Interface dataset entries:
————————

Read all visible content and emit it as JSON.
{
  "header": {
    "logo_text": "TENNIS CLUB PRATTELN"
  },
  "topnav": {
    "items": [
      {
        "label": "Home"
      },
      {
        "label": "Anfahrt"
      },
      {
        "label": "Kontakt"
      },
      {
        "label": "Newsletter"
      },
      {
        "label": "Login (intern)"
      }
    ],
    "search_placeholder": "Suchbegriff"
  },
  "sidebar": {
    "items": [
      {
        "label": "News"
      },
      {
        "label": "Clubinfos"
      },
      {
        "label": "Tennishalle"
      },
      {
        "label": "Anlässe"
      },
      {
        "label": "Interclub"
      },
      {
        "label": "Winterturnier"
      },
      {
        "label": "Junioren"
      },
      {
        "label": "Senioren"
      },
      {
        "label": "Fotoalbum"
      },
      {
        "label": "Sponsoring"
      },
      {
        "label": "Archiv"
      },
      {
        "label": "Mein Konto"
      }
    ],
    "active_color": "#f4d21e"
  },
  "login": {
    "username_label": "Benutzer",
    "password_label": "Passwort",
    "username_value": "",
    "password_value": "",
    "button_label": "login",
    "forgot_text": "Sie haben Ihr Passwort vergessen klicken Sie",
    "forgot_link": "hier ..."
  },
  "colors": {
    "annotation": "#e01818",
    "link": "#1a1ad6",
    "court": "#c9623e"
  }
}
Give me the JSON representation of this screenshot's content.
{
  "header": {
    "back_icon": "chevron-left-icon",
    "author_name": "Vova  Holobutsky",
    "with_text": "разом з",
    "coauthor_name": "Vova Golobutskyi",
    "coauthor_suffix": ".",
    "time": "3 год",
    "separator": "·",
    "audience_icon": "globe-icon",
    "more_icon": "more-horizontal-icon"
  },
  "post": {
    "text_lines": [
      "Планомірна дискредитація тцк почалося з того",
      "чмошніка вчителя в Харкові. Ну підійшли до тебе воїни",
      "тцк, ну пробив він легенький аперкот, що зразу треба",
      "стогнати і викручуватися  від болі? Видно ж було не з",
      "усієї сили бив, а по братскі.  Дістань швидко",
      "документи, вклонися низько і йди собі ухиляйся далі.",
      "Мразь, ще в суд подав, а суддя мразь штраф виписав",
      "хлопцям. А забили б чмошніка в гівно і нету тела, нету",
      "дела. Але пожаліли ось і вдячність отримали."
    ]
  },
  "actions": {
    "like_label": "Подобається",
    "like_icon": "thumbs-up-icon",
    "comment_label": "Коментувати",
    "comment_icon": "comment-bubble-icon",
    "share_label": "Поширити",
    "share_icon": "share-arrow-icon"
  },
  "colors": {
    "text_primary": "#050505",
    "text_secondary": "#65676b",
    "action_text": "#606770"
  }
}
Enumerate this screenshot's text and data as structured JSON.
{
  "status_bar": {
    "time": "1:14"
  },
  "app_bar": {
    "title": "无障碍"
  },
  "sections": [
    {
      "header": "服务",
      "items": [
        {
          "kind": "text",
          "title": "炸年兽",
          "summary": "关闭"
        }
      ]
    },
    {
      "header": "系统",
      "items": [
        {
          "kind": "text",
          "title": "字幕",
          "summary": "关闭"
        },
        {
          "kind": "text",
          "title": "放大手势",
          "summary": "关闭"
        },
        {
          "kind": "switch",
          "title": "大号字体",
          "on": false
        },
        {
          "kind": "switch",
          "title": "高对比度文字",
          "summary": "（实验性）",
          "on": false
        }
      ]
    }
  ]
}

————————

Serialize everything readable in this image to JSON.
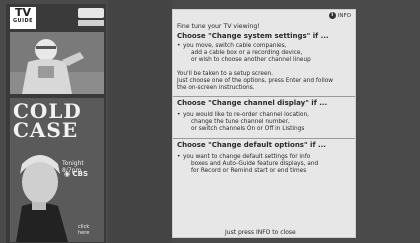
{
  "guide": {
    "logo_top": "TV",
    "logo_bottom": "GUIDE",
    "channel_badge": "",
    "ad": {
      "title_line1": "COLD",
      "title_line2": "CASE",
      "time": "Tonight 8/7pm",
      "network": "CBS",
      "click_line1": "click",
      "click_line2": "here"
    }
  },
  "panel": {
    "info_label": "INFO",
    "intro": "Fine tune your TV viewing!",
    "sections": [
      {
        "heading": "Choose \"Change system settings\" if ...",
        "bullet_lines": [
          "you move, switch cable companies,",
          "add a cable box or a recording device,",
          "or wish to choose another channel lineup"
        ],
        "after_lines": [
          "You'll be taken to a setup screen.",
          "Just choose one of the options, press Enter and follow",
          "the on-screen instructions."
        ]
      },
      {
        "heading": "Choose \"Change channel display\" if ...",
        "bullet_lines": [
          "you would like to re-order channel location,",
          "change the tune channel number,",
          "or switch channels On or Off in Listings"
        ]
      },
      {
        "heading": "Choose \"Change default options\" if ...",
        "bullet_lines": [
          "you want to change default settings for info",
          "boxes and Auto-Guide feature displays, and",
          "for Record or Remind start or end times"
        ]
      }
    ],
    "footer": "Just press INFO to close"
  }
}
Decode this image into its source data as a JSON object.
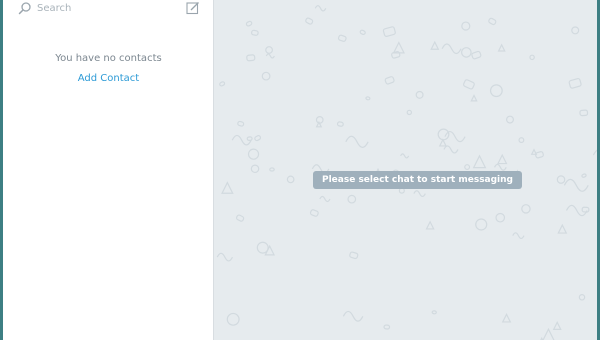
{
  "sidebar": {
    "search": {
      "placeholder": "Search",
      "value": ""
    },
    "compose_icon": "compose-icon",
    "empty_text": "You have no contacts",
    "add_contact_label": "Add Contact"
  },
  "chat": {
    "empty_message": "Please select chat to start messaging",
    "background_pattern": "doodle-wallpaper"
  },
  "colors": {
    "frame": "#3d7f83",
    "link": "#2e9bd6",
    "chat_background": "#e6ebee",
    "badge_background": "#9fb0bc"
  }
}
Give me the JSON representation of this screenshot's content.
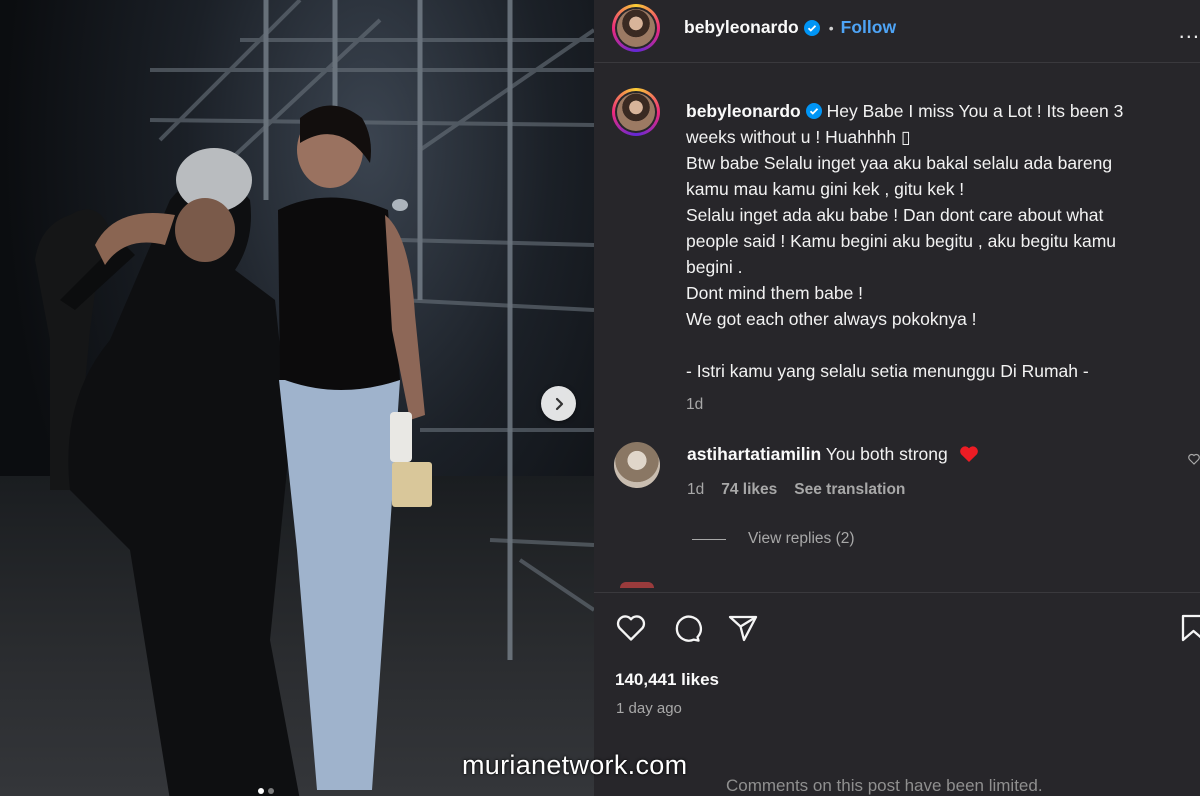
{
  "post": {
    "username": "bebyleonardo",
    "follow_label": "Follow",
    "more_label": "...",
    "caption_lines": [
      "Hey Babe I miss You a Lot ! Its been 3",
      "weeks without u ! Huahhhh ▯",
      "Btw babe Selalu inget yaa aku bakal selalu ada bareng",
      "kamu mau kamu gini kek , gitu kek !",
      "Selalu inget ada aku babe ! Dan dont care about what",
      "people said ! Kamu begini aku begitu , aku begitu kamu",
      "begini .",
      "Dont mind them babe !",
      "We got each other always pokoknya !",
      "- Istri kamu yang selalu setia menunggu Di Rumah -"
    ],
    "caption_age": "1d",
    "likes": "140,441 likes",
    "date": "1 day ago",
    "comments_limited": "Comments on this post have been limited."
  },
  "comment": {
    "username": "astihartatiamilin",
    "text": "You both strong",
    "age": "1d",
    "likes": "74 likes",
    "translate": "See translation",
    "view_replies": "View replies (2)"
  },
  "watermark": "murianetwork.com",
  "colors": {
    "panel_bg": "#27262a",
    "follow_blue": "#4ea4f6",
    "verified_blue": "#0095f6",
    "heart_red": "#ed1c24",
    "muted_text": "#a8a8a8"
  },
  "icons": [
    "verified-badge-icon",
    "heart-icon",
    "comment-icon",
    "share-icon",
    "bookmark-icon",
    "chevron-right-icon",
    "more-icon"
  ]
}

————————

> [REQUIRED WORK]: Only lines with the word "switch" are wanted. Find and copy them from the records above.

> [SOLUTION]:
          "kind": "switch",
          "kind": "switch",
          "you move, switch cable companies,",
          "or switch channels On or Off in Listings"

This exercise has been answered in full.